A recent article in RISMedia’s Housecall (First-Time Homebuyers: Financial Missteps and Opportunities) looked at the profile of first-time real estate buyers. Single women continue to outpace single men as homebuyers, according to the National Association of homebuyers, while single men only made up 8%. The profile also shows that women continue to earn less than men in a similar position and also have more debt than men.
No matter the gender, all homebuyers need as much information as possible in order to make the best informed decisions when it comes to purchasing their first home. When asked about the important steps one must take, Steve Williams, SVP of Financial Planning for BMO Private Bank, offered the following advice.
Selecting the right mortgage is vital. For example, if the price of the new home is high, the new buyer may opt for an adjustable rate mortgage -or even an interest-only mortgage (bad choice). The ARM rate may fluctuate after the initial term. For example, a five-year ARM at 4% interest may go to 6%, thus increasing the monthly payment.
Lately, interest rates have remained quite low. If the new homebuyer is planning on living in their new home for a considerable period of time, a traditional 30-year mortgage is the best way to go. The current rate is about 4.5%, so it would be advisable to stay away from ARMs and interest-only loans.
According to Mr. Williams, the easiest way to calculate how much one can afford to pay for a new home is to consider the industry-accepted 28 percent rule. This means one should aim to have monthly housing expenses, which includes principal, interest, taxes and insurance, total less than 28 percent of gross monthly income.
There are indeed some tax breaks that are advantageous to first-time homebuyers. One of the main exceptions to withdrawing IRA funds prior to 59 ½ is for first-time home purchasers. One caveat is that taxes would still have to be paid at the current tax rate.

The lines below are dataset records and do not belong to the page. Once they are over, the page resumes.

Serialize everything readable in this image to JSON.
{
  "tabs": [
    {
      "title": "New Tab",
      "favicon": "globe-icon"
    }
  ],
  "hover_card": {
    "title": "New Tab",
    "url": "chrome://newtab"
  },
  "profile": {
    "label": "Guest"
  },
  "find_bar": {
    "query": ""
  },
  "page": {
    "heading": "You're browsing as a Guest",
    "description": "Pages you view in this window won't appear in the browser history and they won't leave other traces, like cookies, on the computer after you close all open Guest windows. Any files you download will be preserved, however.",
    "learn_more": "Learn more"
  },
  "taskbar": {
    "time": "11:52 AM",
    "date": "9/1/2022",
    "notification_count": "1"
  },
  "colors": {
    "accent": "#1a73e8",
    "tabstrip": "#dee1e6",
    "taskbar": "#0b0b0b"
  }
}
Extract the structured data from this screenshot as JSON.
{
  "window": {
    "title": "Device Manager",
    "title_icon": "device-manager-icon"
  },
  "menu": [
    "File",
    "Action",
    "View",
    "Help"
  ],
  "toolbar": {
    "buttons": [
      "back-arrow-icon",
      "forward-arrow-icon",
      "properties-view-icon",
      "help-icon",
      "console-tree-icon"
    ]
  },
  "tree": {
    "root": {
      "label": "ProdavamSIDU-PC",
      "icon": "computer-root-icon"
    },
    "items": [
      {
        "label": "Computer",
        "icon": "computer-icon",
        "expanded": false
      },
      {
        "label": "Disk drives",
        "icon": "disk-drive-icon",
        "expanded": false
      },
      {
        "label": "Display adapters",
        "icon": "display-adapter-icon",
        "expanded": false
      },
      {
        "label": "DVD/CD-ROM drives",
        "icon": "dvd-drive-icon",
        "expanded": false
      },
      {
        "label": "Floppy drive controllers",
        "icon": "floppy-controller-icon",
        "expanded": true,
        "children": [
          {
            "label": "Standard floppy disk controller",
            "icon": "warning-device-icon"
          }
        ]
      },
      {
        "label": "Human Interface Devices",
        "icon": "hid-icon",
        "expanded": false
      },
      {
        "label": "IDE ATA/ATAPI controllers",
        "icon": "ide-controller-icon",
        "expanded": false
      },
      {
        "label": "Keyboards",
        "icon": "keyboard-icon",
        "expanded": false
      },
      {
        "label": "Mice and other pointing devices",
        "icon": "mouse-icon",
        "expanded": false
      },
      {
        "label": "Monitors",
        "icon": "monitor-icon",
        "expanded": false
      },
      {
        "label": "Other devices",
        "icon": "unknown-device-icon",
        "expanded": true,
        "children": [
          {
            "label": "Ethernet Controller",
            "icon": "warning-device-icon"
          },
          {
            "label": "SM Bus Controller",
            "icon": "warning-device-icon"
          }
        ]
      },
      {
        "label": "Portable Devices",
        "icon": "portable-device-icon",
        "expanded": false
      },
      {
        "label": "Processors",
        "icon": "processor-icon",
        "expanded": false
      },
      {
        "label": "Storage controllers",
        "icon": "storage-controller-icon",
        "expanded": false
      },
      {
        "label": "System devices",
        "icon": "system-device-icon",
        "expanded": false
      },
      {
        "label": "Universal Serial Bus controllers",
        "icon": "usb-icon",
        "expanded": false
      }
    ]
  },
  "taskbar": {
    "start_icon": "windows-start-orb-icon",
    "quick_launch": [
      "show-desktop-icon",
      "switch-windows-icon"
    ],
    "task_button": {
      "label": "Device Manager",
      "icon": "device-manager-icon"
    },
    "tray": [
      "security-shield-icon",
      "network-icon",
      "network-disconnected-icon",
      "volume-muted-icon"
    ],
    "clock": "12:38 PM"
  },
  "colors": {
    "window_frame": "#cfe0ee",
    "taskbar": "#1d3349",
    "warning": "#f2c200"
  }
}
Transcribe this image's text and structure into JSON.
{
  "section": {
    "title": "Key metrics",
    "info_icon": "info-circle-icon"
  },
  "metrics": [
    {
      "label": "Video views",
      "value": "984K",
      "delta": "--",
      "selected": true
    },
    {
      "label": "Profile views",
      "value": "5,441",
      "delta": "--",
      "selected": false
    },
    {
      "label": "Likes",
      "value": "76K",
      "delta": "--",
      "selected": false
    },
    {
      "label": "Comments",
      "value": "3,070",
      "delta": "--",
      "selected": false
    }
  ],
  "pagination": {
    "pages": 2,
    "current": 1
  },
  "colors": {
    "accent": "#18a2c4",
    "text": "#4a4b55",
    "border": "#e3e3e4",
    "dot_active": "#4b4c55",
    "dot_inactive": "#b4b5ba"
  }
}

The main tax break is that one will not need to pay a penalty. A smart move would be to compare the long-term cost of reducing retirements using those funds for the purchase of a home.
Another point to consider is the impact of the new tax bill on the homebuyer. The two main effects of the new tax law are the elimination of interest deduction for a second mortgage, such as a home equity loan, and mortgage interest deduction is capped at debt for a home purchased for $750,000.
Mr. Williams also believes it is vital that when considering a first-time home purchase by a male or female that this decision should be part of a bigger, all-encompassing financial plan. In other words, complete a financial plan and determine how the purchase of a home fits with their long term goals along with other expenses and income.